- _The data_:
..............................
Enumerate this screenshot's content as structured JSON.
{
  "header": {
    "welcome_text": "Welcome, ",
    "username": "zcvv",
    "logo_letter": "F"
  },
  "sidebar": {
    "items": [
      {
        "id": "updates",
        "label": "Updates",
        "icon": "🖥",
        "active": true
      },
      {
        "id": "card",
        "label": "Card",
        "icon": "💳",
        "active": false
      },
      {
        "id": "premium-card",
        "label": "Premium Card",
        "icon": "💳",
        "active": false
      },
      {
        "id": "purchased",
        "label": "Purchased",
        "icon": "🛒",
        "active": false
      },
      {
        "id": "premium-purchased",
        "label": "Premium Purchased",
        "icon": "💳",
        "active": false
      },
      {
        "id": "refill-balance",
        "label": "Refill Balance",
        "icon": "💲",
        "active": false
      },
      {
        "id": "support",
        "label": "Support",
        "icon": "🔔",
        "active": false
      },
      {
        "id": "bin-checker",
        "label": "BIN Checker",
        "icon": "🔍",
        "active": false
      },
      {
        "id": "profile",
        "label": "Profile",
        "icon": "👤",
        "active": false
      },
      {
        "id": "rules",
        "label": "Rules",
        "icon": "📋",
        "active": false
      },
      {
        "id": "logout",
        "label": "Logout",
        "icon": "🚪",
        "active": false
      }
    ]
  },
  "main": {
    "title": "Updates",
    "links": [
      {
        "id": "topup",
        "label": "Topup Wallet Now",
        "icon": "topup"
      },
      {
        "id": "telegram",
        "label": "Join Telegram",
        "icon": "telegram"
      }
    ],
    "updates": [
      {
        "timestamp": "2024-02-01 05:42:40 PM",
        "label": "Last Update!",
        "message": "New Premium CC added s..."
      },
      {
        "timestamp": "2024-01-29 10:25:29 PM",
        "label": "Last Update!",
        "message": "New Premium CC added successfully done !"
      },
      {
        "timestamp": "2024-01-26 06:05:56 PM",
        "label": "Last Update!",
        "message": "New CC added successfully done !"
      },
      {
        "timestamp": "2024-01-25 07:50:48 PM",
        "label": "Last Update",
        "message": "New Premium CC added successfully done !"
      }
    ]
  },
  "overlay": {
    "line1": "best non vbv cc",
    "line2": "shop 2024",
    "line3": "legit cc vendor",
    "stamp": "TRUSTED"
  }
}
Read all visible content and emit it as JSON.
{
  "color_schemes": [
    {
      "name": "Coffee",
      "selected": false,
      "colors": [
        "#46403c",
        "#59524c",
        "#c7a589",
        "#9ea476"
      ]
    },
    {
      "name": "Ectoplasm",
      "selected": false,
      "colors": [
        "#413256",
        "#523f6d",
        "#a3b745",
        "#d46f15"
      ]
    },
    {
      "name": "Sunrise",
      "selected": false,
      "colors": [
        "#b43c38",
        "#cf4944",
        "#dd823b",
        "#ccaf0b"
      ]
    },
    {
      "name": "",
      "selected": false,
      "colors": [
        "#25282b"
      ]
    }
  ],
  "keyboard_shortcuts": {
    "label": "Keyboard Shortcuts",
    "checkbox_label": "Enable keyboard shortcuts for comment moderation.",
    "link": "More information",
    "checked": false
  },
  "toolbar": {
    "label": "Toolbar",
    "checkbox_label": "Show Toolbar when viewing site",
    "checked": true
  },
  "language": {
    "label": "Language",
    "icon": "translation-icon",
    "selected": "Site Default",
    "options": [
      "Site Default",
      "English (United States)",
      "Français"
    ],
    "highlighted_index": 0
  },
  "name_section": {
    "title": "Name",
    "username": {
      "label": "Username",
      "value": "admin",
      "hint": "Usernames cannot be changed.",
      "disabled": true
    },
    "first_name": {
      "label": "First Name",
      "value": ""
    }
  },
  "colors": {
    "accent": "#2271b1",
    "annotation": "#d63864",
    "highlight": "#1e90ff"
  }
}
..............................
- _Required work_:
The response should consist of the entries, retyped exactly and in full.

- _Final answer_:
Enumerate this screenshot's content as structured JSON.
{
  "header": {
    "welcome_text": "Welcome, ",
    "username": "zcvv",
    "logo_letter": "F"
  },
  "sidebar": {
    "items": [
      {
        "id": "updates",
        "label": "Updates",
        "icon": "🖥",
        "active": true
      },
      {
        "id": "card",
        "label": "Card",
        "icon": "💳",
        "active": false
      },
      {
        "id": "premium-card",
        "label": "Premium Card",
        "icon": "💳",
        "active": false
      },
      {
        "id": "purchased",
        "label": "Purchased",
        "icon": "🛒",
        "active": false
      },
      {
        "id": "premium-purchased",
        "label": "Premium Purchased",
        "icon": "💳",
        "active": false
      },
      {
        "id": "refill-balance",
        "label": "Refill Balance",
        "icon": "💲",
        "active": false
      },
      {
        "id": "support",
        "label": "Support",
        "icon": "🔔",
        "active": false
      },
      {
        "id": "bin-checker",
        "label": "BIN Checker",
        "icon": "🔍",
        "active": false
      },
      {
        "id": "profile",
        "label": "Profile",
        "icon": "👤",
        "active": false
      },
      {
        "id": "rules",
        "label": "Rules",
        "icon": "📋",
        "active": false
      },
      {
        "id": "logout",
        "label": "Logout",
        "icon": "🚪",
        "active": false
      }
    ]
  },
  "main": {
    "title": "Updates",
    "links": [
      {
        "id": "topup",
        "label": "Topup Wallet Now",
        "icon": "topup"
      },
      {
        "id": "telegram",
        "label": "Join Telegram",
        "icon": "telegram"
      }
    ],
    "updates": [
      {
        "timestamp": "2024-02-01 05:42:40 PM",
        "label": "Last Update!",
        "message": "New Premium CC added s..."
      },
      {
        "timestamp": "2024-01-29 10:25:29 PM",
        "label": "Last Update!",
        "message": "New Premium CC added successfully done !"
      },
      {
        "timestamp": "2024-01-26 06:05:56 PM",
        "label": "Last Update!",
        "message": "New CC added successfully done !"
      },
      {
        "timestamp": "2024-01-25 07:50:48 PM",
        "label": "Last Update",
        "message": "New Premium CC added successfully done !"
      }
    ]
  },
  "overlay": {
    "line1": "best non vbv cc",
    "line2": "shop 2024",
    "line3": "legit cc vendor",
    "stamp": "TRUSTED"
  }
}
Read all visible content and emit it as JSON.
{
  "color_schemes": [
    {
      "name": "Coffee",
      "selected": false,
      "colors": [
        "#46403c",
        "#59524c",
        "#c7a589",
        "#9ea476"
      ]
    },
    {
      "name": "Ectoplasm",
      "selected": false,
      "colors": [
        "#413256",
        "#523f6d",
        "#a3b745",
        "#d46f15"
      ]
    },
    {
      "name": "Sunrise",
      "selected": false,
      "colors": [
        "#b43c38",
        "#cf4944",
        "#dd823b",
        "#ccaf0b"
      ]
    },
    {
      "name": "",
      "selected": false,
      "colors": [
        "#25282b"
      ]
    }
  ],
  "keyboard_shortcuts": {
    "label": "Keyboard Shortcuts",
    "checkbox_label": "Enable keyboard shortcuts for comment moderation.",
    "link": "More information",
    "checked": false
  },
  "toolbar": {
    "label": "Toolbar",
    "checkbox_label": "Show Toolbar when viewing site",
    "checked": true
  },
  "language": {
    "label": "Language",
    "icon": "translation-icon",
    "selected": "Site Default",
    "options": [
      "Site Default",
      "English (United States)",
      "Français"
    ],
    "highlighted_index": 0
  },
  "name_section": {
    "title": "Name",
    "username": {
      "label": "Username",
      "value": "admin",
      "hint": "Usernames cannot be changed.",
      "disabled": true
    },
    "first_name": {
      "label": "First Name",
      "value": ""
    }
  },
  "colors": {
    "accent": "#2271b1",
    "annotation": "#d63864",
    "highlight": "#1e90ff"
  }
}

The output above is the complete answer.